We often hear of people making prognostications on when a quantum computer will start solving real world valuable problems. And often the answer we see is about 3-5 years which is mostly based upon someone’s gut feel rather than a more thorough rigorous analysis.

So we were recently interested in seeing a paper posted by Qulab that provides a more detailed study of exactly how many qubits would be required to perform a molecular simulation of certain biomolecules. Such simulations would be helpful to improve computational drug discovery and CRISPR gene editing. The team used Microsoft’s Q# program language and associated quantum computing chemistry package to estimate the number of qubits to simulate twenty different dipeptide molecules. They estimate that this could be done with anywhere between 88 and 276 qubits on a non-error corrected NISQ machine, depending upon the particular dipeptide. In the paper, they described some of the techniques, such as active space reduction that can be used to reduce the qubit requirements.

This research is by no means finished. Additional work still needs to be performed to figure out how to map these algorithms to actual quantum hardware. There are certain considerations such as accounting for the native gate set of a particular machine, adjusting for the particular qubit connectivity a machine may have, adding ancillary qubits for error correction and other things. But if one views the estimation we made earlier in our article Applying Moore’s Law to Quantum Qubits we would expect that machines with 300-1000 physical qubits will be available in the next 2-4 years. In addition, further work is need to better understand the gate depth needed as well the number of iterations the VQE (Variational Quantum Eigensolver) algorithm will need. These will significantly impact the length of time it may take to calculate the solution.

For more details, you can read the paper posted an arXiv here, a *Medium* article that summarized the results here, and a press release announcing the paper here.

7/19/2019

QuantumXJuly 27, 2019 at 4:27 amSorry but there is something that I don’t get. Current classical computers are capable of simulate quantum computers with logical qubits up to 50/70. I guess they could easily simulate 300 or more noisy qubit. But then what’s the advantage?

Doug FinkeJuly 27, 2019 at 12:33 pmNone of the 50+ qubit classical simulations being reported are simulating any form of error correction, such as the surface code. So the Logical:Physical ratio can be thought of as being 1:1. A direct simulation would require one to store about 2^50 complex numbers which is close to the limit of the Summit supercomputer. See the paper at https://arxiv.org/pdf/1905.00444.pdf by a team from Google, NASA, ORNL, and U of Illinois for details.
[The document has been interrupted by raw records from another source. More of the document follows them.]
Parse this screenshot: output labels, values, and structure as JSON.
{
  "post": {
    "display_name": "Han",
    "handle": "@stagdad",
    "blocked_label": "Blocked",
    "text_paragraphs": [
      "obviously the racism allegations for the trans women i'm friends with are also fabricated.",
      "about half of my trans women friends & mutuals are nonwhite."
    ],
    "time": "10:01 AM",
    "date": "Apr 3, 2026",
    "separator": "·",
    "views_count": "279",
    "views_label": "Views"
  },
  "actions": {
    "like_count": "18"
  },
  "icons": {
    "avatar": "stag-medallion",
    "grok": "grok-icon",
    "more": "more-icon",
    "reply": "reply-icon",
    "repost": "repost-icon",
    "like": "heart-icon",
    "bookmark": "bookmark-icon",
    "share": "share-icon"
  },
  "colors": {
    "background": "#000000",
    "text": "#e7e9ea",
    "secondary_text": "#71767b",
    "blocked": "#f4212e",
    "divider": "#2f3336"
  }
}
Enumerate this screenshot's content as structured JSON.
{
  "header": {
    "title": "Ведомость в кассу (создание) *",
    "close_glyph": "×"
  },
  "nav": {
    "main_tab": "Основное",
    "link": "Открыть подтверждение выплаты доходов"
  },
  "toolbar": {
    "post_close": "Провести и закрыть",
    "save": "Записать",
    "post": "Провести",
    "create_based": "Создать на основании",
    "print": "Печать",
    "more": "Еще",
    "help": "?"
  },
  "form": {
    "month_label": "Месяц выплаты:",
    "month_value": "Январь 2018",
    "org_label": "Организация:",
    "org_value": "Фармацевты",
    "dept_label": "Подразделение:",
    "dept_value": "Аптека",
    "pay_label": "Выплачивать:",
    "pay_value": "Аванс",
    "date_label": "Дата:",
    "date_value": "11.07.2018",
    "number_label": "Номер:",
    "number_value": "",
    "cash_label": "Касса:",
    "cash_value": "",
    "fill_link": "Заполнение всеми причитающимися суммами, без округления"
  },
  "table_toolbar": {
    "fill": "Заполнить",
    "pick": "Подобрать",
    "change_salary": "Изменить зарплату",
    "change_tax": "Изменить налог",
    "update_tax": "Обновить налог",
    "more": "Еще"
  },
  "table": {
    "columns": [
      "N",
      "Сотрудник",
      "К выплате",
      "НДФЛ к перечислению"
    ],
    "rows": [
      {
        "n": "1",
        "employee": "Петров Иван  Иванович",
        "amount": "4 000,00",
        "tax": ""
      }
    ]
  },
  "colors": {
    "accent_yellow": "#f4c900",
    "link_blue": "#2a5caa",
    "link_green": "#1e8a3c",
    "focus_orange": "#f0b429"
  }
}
Because memory and processing requirements increase exponentially with the number of qubits, a 300 qubit simulation would require storing roughly 2^300 complex numbers which is more than the estimated number of atoms in the universe. The fact that the qubits might be noisy would not be of much help.

Doug Finke

Managing Editor